Exercise instructions: Please return every line below that contains the string "Classes".

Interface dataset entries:

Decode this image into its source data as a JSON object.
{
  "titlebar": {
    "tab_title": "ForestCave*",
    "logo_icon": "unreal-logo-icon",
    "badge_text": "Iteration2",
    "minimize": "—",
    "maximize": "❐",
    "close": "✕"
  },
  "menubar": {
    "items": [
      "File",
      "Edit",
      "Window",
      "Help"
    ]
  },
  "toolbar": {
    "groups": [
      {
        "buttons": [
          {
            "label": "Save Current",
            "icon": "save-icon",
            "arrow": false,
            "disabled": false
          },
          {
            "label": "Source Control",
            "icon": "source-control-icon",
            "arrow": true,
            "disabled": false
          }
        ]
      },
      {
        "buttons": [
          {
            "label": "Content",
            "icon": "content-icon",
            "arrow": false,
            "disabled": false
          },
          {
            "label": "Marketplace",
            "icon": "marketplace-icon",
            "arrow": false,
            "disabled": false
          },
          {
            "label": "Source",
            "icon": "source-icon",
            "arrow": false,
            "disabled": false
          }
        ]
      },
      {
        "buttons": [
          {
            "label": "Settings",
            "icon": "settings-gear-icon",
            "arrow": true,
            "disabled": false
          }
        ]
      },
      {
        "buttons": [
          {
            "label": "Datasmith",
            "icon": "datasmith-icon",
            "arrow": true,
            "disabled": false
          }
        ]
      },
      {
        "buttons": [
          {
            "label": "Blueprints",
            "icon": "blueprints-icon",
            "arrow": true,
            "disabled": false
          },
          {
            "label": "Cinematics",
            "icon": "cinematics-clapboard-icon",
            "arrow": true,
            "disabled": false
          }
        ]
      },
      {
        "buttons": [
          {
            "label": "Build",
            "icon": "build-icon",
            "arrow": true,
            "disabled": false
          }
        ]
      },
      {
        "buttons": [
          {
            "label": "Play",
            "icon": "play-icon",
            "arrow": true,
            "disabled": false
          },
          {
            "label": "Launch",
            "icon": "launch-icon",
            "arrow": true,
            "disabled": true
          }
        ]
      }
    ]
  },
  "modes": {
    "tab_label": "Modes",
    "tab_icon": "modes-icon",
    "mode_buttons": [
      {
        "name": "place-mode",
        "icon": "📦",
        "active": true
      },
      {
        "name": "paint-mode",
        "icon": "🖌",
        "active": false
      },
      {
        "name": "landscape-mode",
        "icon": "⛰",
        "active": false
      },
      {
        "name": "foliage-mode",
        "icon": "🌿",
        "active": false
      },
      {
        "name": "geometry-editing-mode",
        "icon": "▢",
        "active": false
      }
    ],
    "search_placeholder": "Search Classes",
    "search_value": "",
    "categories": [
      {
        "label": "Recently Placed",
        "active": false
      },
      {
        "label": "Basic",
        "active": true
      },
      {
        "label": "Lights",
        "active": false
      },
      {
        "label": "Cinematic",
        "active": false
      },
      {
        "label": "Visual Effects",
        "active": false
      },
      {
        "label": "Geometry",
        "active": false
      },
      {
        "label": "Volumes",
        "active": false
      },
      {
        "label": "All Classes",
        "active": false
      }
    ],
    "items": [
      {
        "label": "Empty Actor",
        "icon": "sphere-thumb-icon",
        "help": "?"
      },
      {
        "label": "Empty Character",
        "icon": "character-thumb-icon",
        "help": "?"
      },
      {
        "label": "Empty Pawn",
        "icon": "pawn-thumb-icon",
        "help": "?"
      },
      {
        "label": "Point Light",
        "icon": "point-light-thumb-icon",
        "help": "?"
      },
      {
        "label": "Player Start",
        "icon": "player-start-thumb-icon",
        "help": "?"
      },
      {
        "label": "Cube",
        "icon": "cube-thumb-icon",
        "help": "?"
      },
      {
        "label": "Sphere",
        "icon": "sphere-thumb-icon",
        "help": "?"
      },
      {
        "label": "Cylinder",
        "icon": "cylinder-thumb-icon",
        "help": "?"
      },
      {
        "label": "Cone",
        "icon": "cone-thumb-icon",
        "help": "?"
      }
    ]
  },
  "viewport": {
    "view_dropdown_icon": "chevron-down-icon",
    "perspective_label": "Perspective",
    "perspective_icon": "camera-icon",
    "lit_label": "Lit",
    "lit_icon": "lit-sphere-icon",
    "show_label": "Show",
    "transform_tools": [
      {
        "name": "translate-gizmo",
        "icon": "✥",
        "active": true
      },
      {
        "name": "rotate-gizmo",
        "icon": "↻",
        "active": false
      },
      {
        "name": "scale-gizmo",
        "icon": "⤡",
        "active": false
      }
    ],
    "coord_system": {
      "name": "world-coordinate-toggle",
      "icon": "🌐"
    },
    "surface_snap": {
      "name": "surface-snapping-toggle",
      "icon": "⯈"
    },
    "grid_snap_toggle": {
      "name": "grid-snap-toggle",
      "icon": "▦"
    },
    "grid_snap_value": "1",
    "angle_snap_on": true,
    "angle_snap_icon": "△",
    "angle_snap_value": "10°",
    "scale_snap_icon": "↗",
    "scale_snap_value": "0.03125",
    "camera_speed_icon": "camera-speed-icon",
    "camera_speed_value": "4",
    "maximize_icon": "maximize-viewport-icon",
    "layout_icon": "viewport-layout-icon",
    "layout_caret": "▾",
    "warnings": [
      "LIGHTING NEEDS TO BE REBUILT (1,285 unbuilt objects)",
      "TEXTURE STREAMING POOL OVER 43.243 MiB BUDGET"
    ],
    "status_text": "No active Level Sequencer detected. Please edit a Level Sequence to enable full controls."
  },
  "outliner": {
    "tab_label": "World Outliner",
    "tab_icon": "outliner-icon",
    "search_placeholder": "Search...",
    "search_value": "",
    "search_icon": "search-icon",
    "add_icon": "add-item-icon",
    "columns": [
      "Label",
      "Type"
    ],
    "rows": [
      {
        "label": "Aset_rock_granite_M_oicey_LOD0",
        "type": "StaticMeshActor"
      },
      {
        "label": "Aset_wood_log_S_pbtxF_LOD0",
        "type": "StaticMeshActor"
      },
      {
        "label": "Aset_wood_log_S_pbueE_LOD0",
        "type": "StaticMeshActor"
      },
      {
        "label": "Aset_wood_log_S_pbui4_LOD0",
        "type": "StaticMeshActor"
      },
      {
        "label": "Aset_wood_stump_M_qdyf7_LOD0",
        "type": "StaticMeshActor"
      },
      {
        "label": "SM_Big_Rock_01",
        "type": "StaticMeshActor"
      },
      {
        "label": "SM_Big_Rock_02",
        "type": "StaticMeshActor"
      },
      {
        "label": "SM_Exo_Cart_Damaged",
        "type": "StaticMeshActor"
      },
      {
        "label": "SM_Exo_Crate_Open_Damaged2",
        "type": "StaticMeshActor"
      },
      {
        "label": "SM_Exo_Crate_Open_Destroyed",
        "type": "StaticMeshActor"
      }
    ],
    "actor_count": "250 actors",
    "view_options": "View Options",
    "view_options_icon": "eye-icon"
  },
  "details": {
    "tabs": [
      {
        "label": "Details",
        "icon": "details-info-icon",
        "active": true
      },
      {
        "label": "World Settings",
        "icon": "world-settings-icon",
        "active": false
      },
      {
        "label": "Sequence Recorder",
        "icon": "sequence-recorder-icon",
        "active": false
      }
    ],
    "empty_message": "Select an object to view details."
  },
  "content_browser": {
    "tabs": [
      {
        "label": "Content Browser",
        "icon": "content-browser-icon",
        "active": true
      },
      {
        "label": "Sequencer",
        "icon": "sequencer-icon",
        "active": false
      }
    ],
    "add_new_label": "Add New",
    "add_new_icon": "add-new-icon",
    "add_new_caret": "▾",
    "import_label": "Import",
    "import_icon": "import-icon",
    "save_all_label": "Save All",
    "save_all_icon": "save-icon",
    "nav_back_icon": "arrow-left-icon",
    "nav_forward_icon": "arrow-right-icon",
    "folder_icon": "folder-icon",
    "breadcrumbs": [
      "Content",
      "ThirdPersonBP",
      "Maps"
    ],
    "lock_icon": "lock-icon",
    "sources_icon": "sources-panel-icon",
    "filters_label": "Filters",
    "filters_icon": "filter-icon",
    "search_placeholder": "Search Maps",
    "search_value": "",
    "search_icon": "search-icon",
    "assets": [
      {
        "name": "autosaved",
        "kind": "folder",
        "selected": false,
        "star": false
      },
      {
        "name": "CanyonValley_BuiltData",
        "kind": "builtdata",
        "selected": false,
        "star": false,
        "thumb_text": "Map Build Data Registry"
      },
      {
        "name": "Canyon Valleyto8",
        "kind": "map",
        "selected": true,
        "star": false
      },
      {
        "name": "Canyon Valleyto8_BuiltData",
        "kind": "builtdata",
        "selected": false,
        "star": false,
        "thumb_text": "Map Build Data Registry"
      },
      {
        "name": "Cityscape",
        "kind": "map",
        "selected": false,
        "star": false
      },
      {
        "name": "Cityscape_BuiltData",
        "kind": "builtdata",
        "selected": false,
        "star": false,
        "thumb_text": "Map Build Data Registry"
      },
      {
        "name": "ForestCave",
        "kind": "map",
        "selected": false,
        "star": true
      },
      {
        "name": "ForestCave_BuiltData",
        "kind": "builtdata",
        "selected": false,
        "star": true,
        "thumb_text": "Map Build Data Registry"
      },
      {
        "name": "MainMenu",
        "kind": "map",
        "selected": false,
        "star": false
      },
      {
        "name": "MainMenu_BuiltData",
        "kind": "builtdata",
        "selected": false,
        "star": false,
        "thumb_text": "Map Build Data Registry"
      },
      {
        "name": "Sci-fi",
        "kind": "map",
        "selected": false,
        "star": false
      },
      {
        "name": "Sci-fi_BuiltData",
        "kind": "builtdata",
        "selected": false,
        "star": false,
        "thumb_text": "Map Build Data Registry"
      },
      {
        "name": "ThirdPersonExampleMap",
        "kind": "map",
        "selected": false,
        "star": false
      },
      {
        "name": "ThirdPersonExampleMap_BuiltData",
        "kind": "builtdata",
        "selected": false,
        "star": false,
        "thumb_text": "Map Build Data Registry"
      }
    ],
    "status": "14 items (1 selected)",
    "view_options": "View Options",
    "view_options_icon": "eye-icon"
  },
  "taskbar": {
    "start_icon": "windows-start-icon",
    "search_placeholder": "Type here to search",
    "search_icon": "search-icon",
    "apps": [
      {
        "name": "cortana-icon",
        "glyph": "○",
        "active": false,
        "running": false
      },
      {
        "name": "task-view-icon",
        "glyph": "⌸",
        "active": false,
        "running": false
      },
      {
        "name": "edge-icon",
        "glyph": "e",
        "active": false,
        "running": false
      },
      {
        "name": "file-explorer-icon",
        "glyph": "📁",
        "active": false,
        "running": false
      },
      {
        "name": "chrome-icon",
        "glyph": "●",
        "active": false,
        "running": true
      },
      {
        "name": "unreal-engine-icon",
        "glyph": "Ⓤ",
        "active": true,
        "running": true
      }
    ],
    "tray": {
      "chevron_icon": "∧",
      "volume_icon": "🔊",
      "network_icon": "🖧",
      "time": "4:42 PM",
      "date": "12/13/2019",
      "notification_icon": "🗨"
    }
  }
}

Solution below:
    "search_placeholder": "Search Classes",
        "label": "All Classes",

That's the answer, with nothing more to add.